Since founding the world’s first Neurobiology Department in 1966, Harvard has been a hub for researchers who aspire to understand how the brain works, and clinician-scientists who are driven to fix it when it doesn’t.
Berries keep your brain sharp
Freedom of movement
Flavor on the brain
5 or fewer hours of sleep may increase risk of dementia in older adults
Brain flexibility changes the way we remember and learn
Harvard scientists identify gut-brain connection in ALS
How the brain develops
Dementias linked to air pollution
On the brain
The Harvard Mahoney Neuroscience Institute (HMNI) created the lecture series “On The Brain” to educate the public on the latest scientific discoveries in neuroscience and translate how these discoveries are relevant in our daily lives.
Cannabis and the brain
Cannabis products are everywhere these days. As a growing number of states relax their medical and recreational cannabis laws, millions of Americans are using the cannabis sativa plant, known as marijuana or hemp, to relax…
Circadian rhythms and the brain
Scientists want to know how prolonged changes to circadian rhythms—the internal processes that follow a roughly 24-hour cycle—may affect metabolism and body weight in people who keep unconventional sleep-wake schedules, such as nurses, security guards,…
Delirium, dementia, and the brain
Delirium affects up to half of all hospitalized seniors—including at least 70 percent of those treated in the intensive care unit—and 20 to 60 percent of nursing home patients.
The brains of the operation
Meet people from across Harvard who are working to understand everything about the brain, from Zellweger syndrome to Alzheimer’s disease.
… an exciting first step to understanding the mechanisms that lead to autism spectrum disorder and other complex psychiatric conditions …"
Paola Arlotta, the Golub Family Professor of Stem Cell and Regenerative Biology
… no one person, even a world's expert on delirium, can prevent delirium by themselves.”
Sharon Inouye, professor of medicine at Harvard Medical School
… we have this library of concepts that we can use to formulate an effectively infinite number of thoughts."
Joshua Greene, professor of psychology
I am interested in how sensory neurons acquire and maintain specialized properties to accurately send information about the world to the brain."
Isle Bastille, graduate student in neuroscience at Harvard Medical School
These experts come from a network of Schools, Institutes, and Initiatives almost as vast as the neural networks of the brain, including but not limited to:
Beauty of the brain
Look back at some of the research and discoveries that led to our current understanding of the brain.
The brain and personality
The story of Phineas Gage illustrates some of the first medical knowledge gained on the relationship between personality and the functioning of the brain’s frontal lobe.
The ear-brain connection
S.S. Stevens and Psychoacoustics
One of many Harvard scientists studying how the senses connect to the brain, Stanley Smith “SS” Stevens was a pioneer in studying the psychological responses associated with sound. He served as professor of psychophysics and the founder and director of the Harvard Psychoacoustics Laboratory.

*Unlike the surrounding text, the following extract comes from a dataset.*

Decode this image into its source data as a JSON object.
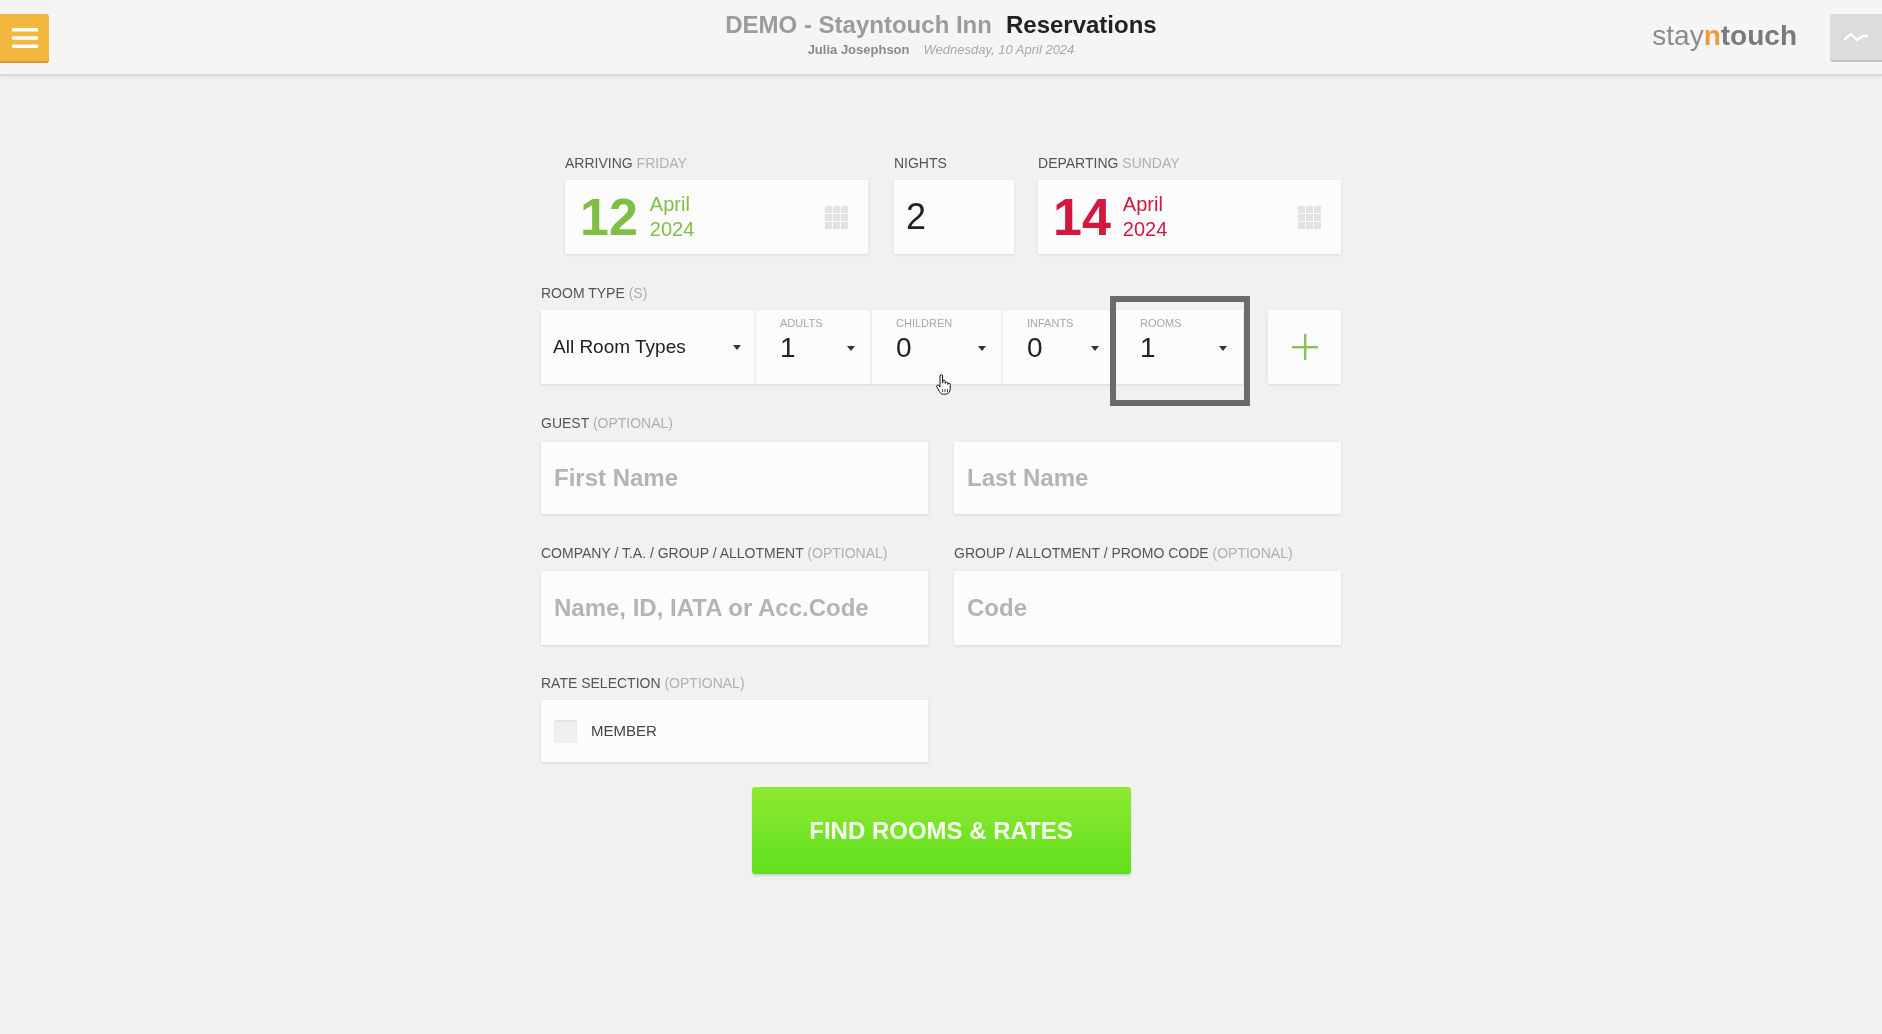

Origins of psychoanalysis
This new online exhibition opens a unique window into Freud’s thought processes using his rarely seen drawings and collected artwork.
Explore the Collection of Historical Scientific Instruments exhibition
Trick your brain
With these optical illusions the Harvard Vision Sciences Laboratory demonstrates the limits of visual processing in the brain.
Instructions: Play the movie while looking at the small white speck in the center of the ring. At first, the ring is motionless and it’s easy to tell that the dots are changing color. When the ring begins to rotate, the dots suddenly appear to stop changing. But in reality they are changing the entire time. Take a look.
Feed your brain
Explore these free courses and discover how neurons work together to create complex networks inside the brain.